It features 3 different frequency-dependent distortion modes and brings a taste of the much-coveted warm analog character to any source you use it on.
In the course of music production, you will inevitably find yourself in need of multiple tools for various functions. Compressors, EQs, reverbs, delays, etc. are the bread and butter of production, and you will need to acquire specialized tools i.e. plugins for each of these processes.
Rather than spend hours and a significant amount of money in selecting every individual plugin from amidst the thousands on offer, it is a good idea to invest in plugin bundles.
A plugin bundle by a specific manufacturer features a collection of their plugins covering a wide range of functions, meant to be a one-stop solution to cover all essential production aspects.
Plugin bundles usually cost less than buying each of the plugins individually.
They also provide design and functional consistency across the products and save a lot of time otherwise spent in the searching process. This way you can focus on the music more instead of collecting tools.
Some popular plugin bundles include Izotope Music Production Suite 3, Native Instruments Komplete 12 Ultimate, and Soundtoys 5.
Find out more about these in our article on the best plugin bundles.
Don’t Overdo it With Plugins (Especially at the start)
A pitfall that many music producers and musicians run into early on when they start out, is that they start hoarding plugins and getting more plugins then they could possibly ever need.
Plugins should not be used to cover up for a lack of knowledge of sound production and music production.
Many digital audio workstations already include great quality internal plugins that are efficient and have a wide variety of sound.
For example, Ableton Live’s operator, analog, and wavetable plugins are 3 great quality. Don’t be fooled by their simple interfaces!
You can get even better results from these synthesizers than you could from some other external VST plugins and they will often perform a lot better on your computer.
So I would suggest that you try to master the internal stock plugins of your DAW, and when you start to really understand and know all about them, then you can start to plug in extra VSTs separately, which will enhance your workflow and improve the sound possibilities.
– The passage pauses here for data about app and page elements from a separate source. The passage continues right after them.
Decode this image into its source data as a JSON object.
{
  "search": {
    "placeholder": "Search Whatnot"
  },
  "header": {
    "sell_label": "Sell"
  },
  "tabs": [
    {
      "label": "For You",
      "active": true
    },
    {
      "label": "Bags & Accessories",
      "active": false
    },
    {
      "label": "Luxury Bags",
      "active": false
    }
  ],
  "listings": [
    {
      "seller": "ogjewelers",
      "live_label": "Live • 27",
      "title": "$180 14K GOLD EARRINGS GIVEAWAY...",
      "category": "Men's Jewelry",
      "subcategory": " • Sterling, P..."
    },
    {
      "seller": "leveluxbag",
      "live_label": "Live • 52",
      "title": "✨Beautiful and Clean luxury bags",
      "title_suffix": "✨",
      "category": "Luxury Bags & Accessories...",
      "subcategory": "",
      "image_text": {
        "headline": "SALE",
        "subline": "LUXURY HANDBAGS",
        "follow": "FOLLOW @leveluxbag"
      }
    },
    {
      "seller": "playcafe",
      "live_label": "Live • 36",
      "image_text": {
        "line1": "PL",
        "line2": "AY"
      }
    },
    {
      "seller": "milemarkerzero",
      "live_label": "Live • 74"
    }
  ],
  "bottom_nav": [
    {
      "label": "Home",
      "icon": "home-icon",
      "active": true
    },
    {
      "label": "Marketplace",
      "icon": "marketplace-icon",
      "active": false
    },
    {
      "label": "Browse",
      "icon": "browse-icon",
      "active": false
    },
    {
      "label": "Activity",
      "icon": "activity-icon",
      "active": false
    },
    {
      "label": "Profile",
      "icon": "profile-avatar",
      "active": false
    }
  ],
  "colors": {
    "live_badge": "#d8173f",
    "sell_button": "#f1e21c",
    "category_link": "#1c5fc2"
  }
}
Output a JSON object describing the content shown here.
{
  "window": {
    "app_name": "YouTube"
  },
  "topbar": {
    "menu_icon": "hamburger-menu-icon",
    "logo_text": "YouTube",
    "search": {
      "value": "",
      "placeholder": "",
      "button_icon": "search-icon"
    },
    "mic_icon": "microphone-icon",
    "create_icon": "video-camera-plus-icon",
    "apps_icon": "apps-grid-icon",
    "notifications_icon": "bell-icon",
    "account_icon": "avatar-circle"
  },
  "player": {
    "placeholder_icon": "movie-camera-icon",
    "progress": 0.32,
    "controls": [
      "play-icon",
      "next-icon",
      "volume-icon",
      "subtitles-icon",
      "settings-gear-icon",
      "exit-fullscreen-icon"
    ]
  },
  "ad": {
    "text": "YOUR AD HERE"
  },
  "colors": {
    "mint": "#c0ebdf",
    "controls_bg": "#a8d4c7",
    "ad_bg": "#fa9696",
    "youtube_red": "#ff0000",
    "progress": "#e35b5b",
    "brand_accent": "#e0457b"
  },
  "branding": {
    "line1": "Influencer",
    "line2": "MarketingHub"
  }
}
As much as we absolutely love the sound possibilities that VST plugins give, just getting a bunch of plugins off the bat, while not understanding them, can actually hinder your growth in the future as a music producer.
VST plugins enable us to leverage the technology of digital signal processing to achieve very detailed and powerful audio processing, which in the analog age would have been very expensive and physically limiting.
Although certain hardware units are still used for their characteristic sonic signature, most major studios and producers around the world have shifted to a hybrid model, consisting of both software and hardware processing.
For home studios, independent musicians, and producers, plugins have made it possible to achieve very polished results using only a personal computer at affordable costs. We hope this article helps you understand the basics of VST plugins and our recommendations free plugins can help you get started.